■ **REQUIRED ACTION**:
Work through the data below and copy out every line where "Básica" is found.

■ **RECORDS FOR THIS EXERCISE**:
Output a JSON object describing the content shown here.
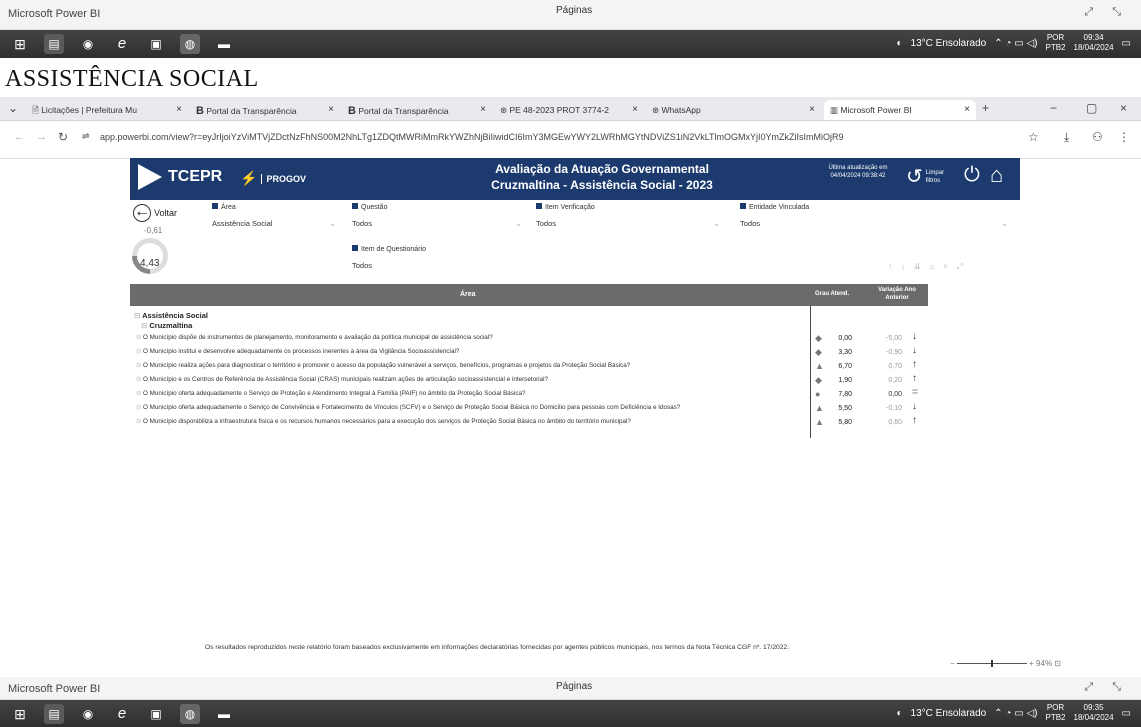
{
  "top": {
    "app": "Microsoft Power BI",
    "center": "Páginas"
  },
  "heading": "ASSISTÊNCIA SOCIAL",
  "browser": {
    "tabs": [
      "Licitações | Prefeitura Mu",
      "Portal da Transparência",
      "Portal da Transparência",
      "PE 48-2023 PROT 3774-2",
      "WhatsApp",
      "Microsoft Power BI"
    ],
    "url": "app.powerbi.com/view?r=eyJrIjoiYzViMTVjZDctNzFhNS00M2NhLTg1ZDQtMWRiMmRkYWZhNjBiIiwidCI6ImY3MGEwYWY2LWRhMGYtNDViZS1iN2VkLTlmOGMxYjI0YmZkZiIsImMiOjR9"
  },
  "report": {
    "brand": "TCEPR",
    "brand2": "PROGOV",
    "title_line1": "Avaliação da Atuação Governamental",
    "title_line2": "Cruzmaltina - Assistência Social - 2023",
    "update_label": "Última atualização em",
    "update_value": "04/04/2024 09:38:42",
    "clear_filters": "Limpar filtros",
    "back": "Voltar",
    "score_delta": "-0,61",
    "score": "4,43",
    "filters": {
      "area_label": "Área",
      "area_value": "Assistência Social",
      "questao_label": "Questão",
      "questao_value": "Todos",
      "item_label": "Item Verificação",
      "item_value": "Todos",
      "entidade_label": "Entidade Vinculada",
      "entidade_value": "Todos",
      "questionario_label": "Item de Questionário",
      "questionario_value": "Todos"
    },
    "table": {
      "col_area": "Área",
      "col_grau": "Grau Atend.",
      "col_var": "Variação Ano Anterior",
      "group": "Assistência Social",
      "subgroup": "Cruzmaltina",
      "rows": [
        {
          "text": "O Município dispõe de instrumentos de planejamento, monitoramento e avaliação da política municipal de assistência social?",
          "grau": "0,00",
          "var": "-5,00",
          "dir": "down"
        },
        {
          "text": "O Município institui e desenvolve adequadamente os processos inerentes à área da Vigilância Socioassistencial?",
          "grau": "3,30",
          "var": "-0,90",
          "dir": "down"
        },
        {
          "text": "O Município realiza ações para diagnosticar o território e promover o acesso da população vulnerável a serviços, benefícios, programas e projetos da Proteção Social Básica?",
          "grau": "6,70",
          "var": "0,70",
          "dir": "up"
        },
        {
          "text": "O Município e os Centros de Referência de Assistência Social (CRAS) municipais realizam ações de articulação socioassistencial e intersetorial?",
          "grau": "1,90",
          "var": "0,20",
          "dir": "up"
        },
        {
          "text": "O Município oferta adequadamente o Serviço de Proteção e Atendimento Integral à Família (PAIF) no âmbito da Proteção Social Básica?",
          "grau": "7,80",
          "var": "0,00",
          "dir": "flat"
        },
        {
          "text": "O Município oferta adequadamente o Serviço de Convivência e Fortalecimento de Vínculos (SCFV) e o Serviço de Proteção Social Básica no Domicílio para pessoas com Deficiência e Idosas?",
          "grau": "5,50",
          "var": "-0,10",
          "dir": "down"
        },
        {
          "text": "O Município disponibiliza a infraestrutura física e os recursos humanos necessários para a execução dos serviços de Proteção Social Básica no âmbito do território municipal?",
          "grau": "5,80",
          "var": "0,60",
          "dir": "up"
        }
      ]
    },
    "footer": "Os resultados reproduzidos neste relatório foram baseados exclusivamente em informações declaratórias fornecidas por agentes públicos municipais, nos termos da Nota Técnica CGF nº. 17/2022.",
    "zoom": "94%"
  },
  "taskbar": {
    "weather": "13°C Ensolarado",
    "lang1": "POR",
    "lang2": "PTB2",
    "time_top": "09:34",
    "date_top": "18/04/2024",
    "time_bottom": "09:35",
    "date_bottom": "18/04/2024"
  }
}
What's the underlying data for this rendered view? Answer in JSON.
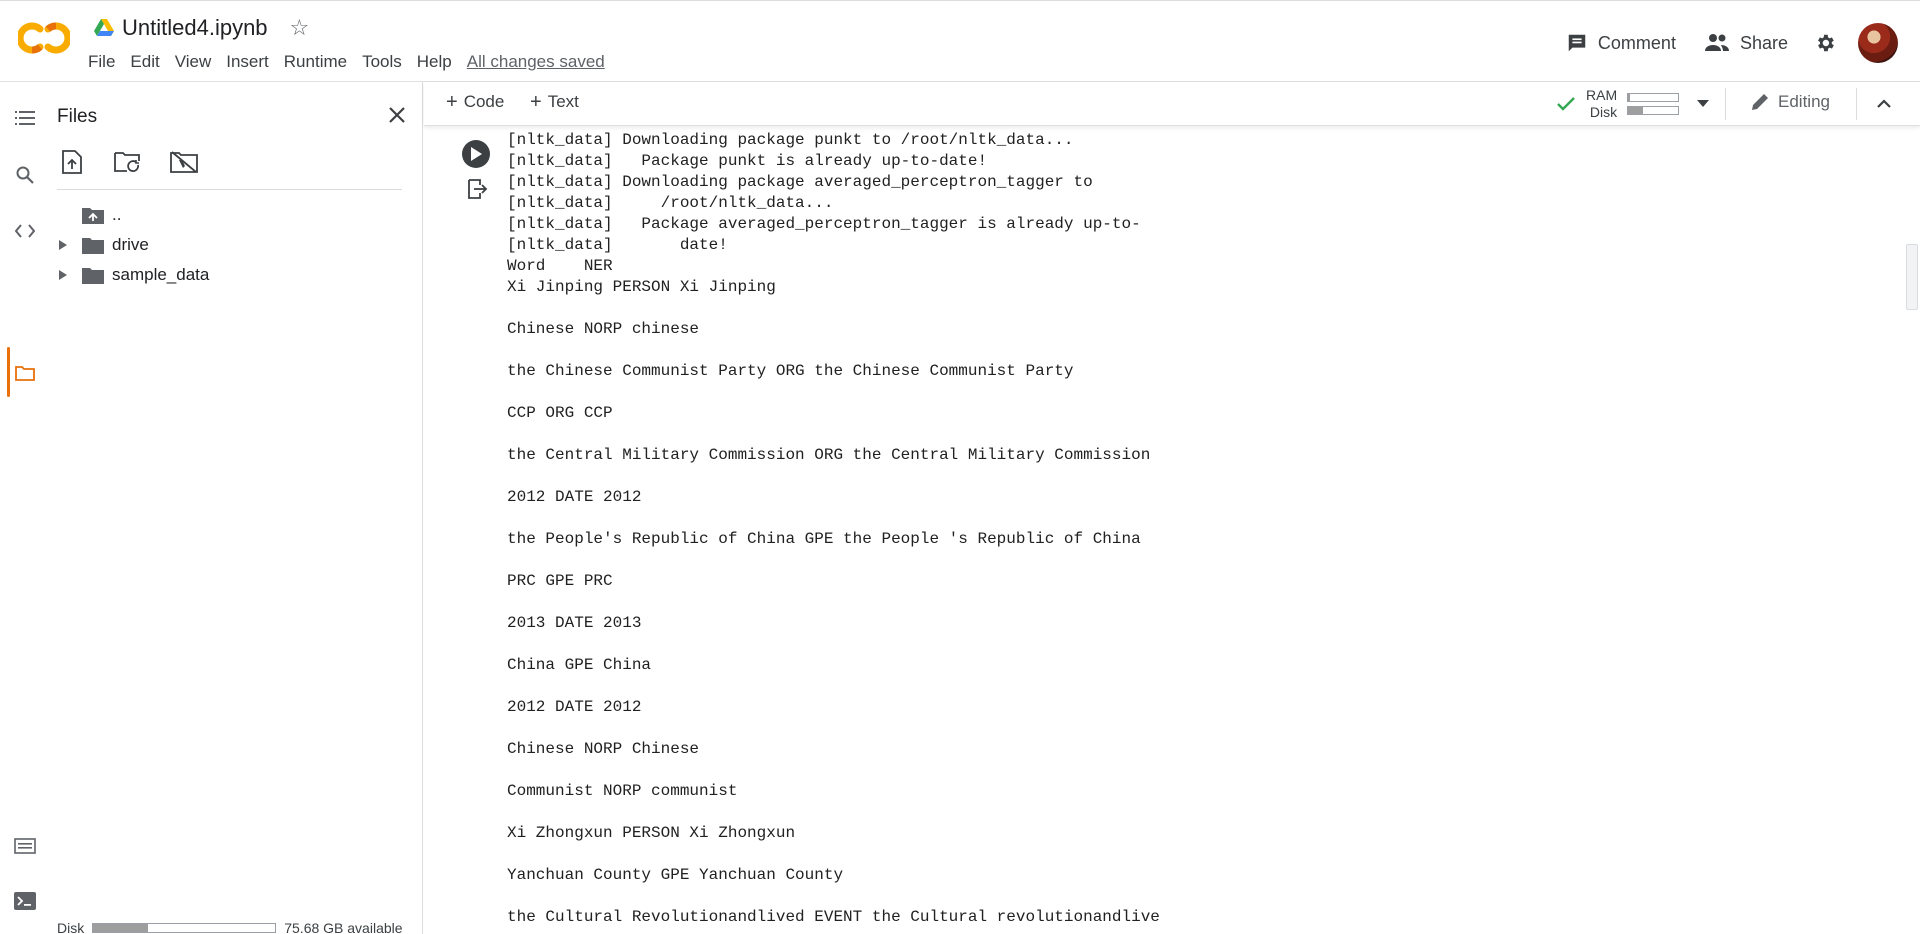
{
  "header": {
    "doc_title": "Untitled4.ipynb",
    "menu": [
      "File",
      "Edit",
      "View",
      "Insert",
      "Runtime",
      "Tools",
      "Help"
    ],
    "saved_status": "All changes saved",
    "comment_label": "Comment",
    "share_label": "Share"
  },
  "colors": {
    "logo_orange": "#F9AB00",
    "logo_dark": "#E8710A",
    "accent_check": "#34A853"
  },
  "sidebar": {
    "title": "Files",
    "tree": [
      {
        "label": "..",
        "type": "parent"
      },
      {
        "label": "drive",
        "type": "folder"
      },
      {
        "label": "sample_data",
        "type": "folder"
      }
    ],
    "disk_label": "Disk",
    "disk_available": "75.68 GB available",
    "disk_used_fraction": 0.3
  },
  "toolbar": {
    "add_code": "Code",
    "add_text": "Text",
    "ram_label": "RAM",
    "disk_label": "Disk",
    "ram_used_fraction": 0.04,
    "disk_used_fraction": 0.3,
    "mode_label": "Editing"
  },
  "cell": {
    "output_lines": [
      "[nltk_data] Downloading package punkt to /root/nltk_data...",
      "[nltk_data]   Package punkt is already up-to-date!",
      "[nltk_data] Downloading package averaged_perceptron_tagger to",
      "[nltk_data]     /root/nltk_data...",
      "[nltk_data]   Package averaged_perceptron_tagger is already up-to-",
      "[nltk_data]       date!",
      "Word    NER",
      "Xi Jinping PERSON Xi Jinping",
      "",
      "Chinese NORP chinese",
      "",
      "the Chinese Communist Party ORG the Chinese Communist Party",
      "",
      "CCP ORG CCP",
      "",
      "the Central Military Commission ORG the Central Military Commission",
      "",
      "2012 DATE 2012",
      "",
      "the People's Republic of China GPE the People 's Republic of China",
      "",
      "PRC GPE PRC",
      "",
      "2013 DATE 2013",
      "",
      "China GPE China",
      "",
      "2012 DATE 2012",
      "",
      "Chinese NORP Chinese",
      "",
      "Communist NORP communist",
      "",
      "Xi Zhongxun PERSON Xi Zhongxun",
      "",
      "Yanchuan County GPE Yanchuan County",
      "",
      "the Cultural Revolutionandlived EVENT the Cultural revolutionandlive"
    ]
  }
}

■ **RESULT OF THE TASK**:
          "text": "O Município realiza ações para diagnosticar o território e promover o acesso da população vulnerável a serviços, benefícios, programas e projetos da Proteção Social Básica?",
          "text": "O Município oferta adequadamente o Serviço de Proteção e Atendimento Integral à Família (PAIF) no âmbito da Proteção Social Básica?",
          "text": "O Município oferta adequadamente o Serviço de Convivência e Fortalecimento de Vínculos (SCFV) e o Serviço de Proteção Social Básica no Domicílio para pessoas com Deficiência e Idosas?",
          "text": "O Município disponibiliza a infraestrutura física e os recursos humanos necessários para a execução dos serviços de Proteção Social Básica no âmbito do território municipal?",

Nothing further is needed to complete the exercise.